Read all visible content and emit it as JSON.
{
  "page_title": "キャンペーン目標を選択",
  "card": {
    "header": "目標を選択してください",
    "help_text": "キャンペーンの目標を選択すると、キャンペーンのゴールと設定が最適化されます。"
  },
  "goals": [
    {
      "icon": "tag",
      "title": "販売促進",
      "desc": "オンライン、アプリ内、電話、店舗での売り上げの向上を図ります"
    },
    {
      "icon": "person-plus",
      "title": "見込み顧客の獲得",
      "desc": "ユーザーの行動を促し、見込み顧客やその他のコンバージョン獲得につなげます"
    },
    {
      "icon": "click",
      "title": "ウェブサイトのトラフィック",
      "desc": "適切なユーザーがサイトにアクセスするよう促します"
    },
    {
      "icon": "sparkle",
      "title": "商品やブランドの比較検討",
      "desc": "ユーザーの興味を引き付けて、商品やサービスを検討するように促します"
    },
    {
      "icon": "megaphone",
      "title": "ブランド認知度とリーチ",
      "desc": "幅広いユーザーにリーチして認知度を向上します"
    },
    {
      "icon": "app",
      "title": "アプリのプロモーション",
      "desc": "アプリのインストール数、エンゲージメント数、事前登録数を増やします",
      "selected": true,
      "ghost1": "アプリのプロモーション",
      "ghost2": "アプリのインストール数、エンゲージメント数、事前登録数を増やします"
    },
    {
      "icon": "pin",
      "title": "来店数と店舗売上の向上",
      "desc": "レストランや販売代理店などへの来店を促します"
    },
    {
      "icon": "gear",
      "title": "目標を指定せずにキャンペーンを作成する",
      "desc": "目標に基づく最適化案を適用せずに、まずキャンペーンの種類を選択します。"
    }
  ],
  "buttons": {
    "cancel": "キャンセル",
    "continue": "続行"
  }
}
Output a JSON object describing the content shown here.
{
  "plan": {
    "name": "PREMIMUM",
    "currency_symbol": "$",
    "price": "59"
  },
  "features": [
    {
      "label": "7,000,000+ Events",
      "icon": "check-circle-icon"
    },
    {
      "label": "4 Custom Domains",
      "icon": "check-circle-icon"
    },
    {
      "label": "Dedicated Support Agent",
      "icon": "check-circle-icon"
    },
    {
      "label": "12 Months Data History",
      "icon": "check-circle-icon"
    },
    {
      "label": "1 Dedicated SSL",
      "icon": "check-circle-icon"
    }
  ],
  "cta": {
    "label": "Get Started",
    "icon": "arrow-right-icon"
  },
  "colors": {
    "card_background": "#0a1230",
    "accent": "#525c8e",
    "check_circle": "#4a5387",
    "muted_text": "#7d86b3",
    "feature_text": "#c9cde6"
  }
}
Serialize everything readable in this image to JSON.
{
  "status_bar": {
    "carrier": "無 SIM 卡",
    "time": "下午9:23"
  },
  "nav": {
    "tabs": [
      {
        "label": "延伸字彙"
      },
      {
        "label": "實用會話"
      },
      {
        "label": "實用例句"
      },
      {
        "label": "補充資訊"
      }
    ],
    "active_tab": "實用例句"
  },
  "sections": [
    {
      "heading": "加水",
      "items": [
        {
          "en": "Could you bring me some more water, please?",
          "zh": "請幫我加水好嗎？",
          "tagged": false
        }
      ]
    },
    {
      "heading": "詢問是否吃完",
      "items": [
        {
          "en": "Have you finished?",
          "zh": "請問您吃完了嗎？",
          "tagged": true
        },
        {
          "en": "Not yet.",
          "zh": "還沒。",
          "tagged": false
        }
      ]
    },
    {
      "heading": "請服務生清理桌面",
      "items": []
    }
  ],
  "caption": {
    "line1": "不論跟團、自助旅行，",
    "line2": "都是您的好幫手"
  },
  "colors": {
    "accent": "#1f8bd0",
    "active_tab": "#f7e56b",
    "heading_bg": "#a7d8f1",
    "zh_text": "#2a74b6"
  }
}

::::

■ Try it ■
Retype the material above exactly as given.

■ Exercise solution ■
Read all visible content and emit it as JSON.
{
  "page_title": "キャンペーン目標を選択",
  "card": {
    "header": "目標を選択してください",
    "help_text": "キャンペーンの目標を選択すると、キャンペーンのゴールと設定が最適化されます。"
  },
  "goals": [
    {
      "icon": "tag",
      "title": "販売促進",
      "desc": "オンライン、アプリ内、電話、店舗での売り上げの向上を図ります"
    },
    {
      "icon": "person-plus",
      "title": "見込み顧客の獲得",
      "desc": "ユーザーの行動を促し、見込み顧客やその他のコンバージョン獲得につなげます"
    },
    {
      "icon": "click",
      "title": "ウェブサイトのトラフィック",
      "desc": "適切なユーザーがサイトにアクセスするよう促します"
    },
    {
      "icon": "sparkle",
      "title": "商品やブランドの比較検討",
      "desc": "ユーザーの興味を引き付けて、商品やサービスを検討するように促します"
    },
    {
      "icon": "megaphone",
      "title": "ブランド認知度とリーチ",
      "desc": "幅広いユーザーにリーチして認知度を向上します"
    },
    {
      "icon": "app",
      "title": "アプリのプロモーション",
      "desc": "アプリのインストール数、エンゲージメント数、事前登録数を増やします",
      "selected": true,
      "ghost1": "アプリのプロモーション",
      "ghost2": "アプリのインストール数、エンゲージメント数、事前登録数を増やします"
    },
    {
      "icon": "pin",
      "title": "来店数と店舗売上の向上",
      "desc": "レストランや販売代理店などへの来店を促します"
    },
    {
      "icon": "gear",
      "title": "目標を指定せずにキャンペーンを作成する",
      "desc": "目標に基づく最適化案を適用せずに、まずキャンペーンの種類を選択します。"
    }
  ],
  "buttons": {
    "cancel": "キャンセル",
    "continue": "続行"
  }
}
Output a JSON object describing the content shown here.
{
  "plan": {
    "name": "PREMIMUM",
    "currency_symbol": "$",
    "price": "59"
  },
  "features": [
    {
      "label": "7,000,000+ Events",
      "icon": "check-circle-icon"
    },
    {
      "label": "4 Custom Domains",
      "icon": "check-circle-icon"
    },
    {
      "label": "Dedicated Support Agent",
      "icon": "check-circle-icon"
    },
    {
      "label": "12 Months Data History",
      "icon": "check-circle-icon"
    },
    {
      "label": "1 Dedicated SSL",
      "icon": "check-circle-icon"
    }
  ],
  "cta": {
    "label": "Get Started",
    "icon": "arrow-right-icon"
  },
  "colors": {
    "card_background": "#0a1230",
    "accent": "#525c8e",
    "check_circle": "#4a5387",
    "muted_text": "#7d86b3",
    "feature_text": "#c9cde6"
  }
}
Serialize everything readable in this image to JSON.
{
  "status_bar": {
    "carrier": "無 SIM 卡",
    "time": "下午9:23"
  },
  "nav": {
    "tabs": [
      {
        "label": "延伸字彙"
      },
      {
        "label": "實用會話"
      },
      {
        "label": "實用例句"
      },
      {
        "label": "補充資訊"
      }
    ],
    "active_tab": "實用例句"
  },
  "sections": [
    {
      "heading": "加水",
      "items": [
        {
          "en": "Could you bring me some more water, please?",
          "zh": "請幫我加水好嗎？",
          "tagged": false
        }
      ]
    },
    {
      "heading": "詢問是否吃完",
      "items": [
        {
          "en": "Have you finished?",
          "zh": "請問您吃完了嗎？",
          "tagged": true
        },
        {
          "en": "Not yet.",
          "zh": "還沒。",
          "tagged": false
        }
      ]
    },
    {
      "heading": "請服務生清理桌面",
      "items": []
    }
  ],
  "caption": {
    "line1": "不論跟團、自助旅行，",
    "line2": "都是您的好幫手"
  },
  "colors": {
    "accent": "#1f8bd0",
    "active_tab": "#f7e56b",
    "heading_bg": "#a7d8f1",
    "zh_text": "#2a74b6"
  }
}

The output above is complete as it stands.